## [Recorded information]
▬▬▬▬▬▬▬▬▬▬

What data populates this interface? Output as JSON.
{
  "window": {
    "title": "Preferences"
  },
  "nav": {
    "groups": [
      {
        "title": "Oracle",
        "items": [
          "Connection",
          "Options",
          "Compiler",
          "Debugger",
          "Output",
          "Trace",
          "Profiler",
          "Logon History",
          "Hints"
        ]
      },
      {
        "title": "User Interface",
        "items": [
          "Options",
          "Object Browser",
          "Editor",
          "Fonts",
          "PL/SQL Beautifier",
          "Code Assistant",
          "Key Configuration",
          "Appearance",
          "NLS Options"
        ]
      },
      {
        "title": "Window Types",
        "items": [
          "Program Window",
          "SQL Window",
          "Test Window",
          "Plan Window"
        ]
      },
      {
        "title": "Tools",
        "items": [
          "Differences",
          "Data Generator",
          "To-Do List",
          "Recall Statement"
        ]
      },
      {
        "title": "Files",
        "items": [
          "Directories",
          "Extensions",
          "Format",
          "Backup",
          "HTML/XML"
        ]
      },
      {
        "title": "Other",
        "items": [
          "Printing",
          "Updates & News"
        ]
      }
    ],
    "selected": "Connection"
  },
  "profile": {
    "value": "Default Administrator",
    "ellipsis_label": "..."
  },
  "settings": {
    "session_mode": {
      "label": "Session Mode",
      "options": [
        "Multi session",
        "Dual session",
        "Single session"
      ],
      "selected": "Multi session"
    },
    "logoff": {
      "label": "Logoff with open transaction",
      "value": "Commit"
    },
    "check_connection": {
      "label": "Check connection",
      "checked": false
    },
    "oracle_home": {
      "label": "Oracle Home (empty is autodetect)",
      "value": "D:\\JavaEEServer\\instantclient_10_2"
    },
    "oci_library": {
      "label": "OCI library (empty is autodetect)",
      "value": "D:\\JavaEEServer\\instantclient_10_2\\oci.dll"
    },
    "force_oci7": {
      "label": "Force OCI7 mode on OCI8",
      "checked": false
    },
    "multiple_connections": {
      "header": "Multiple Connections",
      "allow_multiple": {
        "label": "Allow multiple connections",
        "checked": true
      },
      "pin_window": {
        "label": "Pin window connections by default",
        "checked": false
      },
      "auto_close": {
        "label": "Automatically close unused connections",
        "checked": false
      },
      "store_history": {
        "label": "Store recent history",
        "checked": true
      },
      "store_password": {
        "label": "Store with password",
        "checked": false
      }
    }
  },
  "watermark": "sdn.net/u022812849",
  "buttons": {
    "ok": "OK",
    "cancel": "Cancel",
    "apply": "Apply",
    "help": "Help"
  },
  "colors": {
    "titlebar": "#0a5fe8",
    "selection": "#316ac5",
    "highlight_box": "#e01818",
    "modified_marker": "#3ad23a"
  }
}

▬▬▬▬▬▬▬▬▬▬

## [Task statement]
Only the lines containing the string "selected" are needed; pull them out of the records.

## [Result below]
    "selected": "Connection"
      "selected": "Multi session"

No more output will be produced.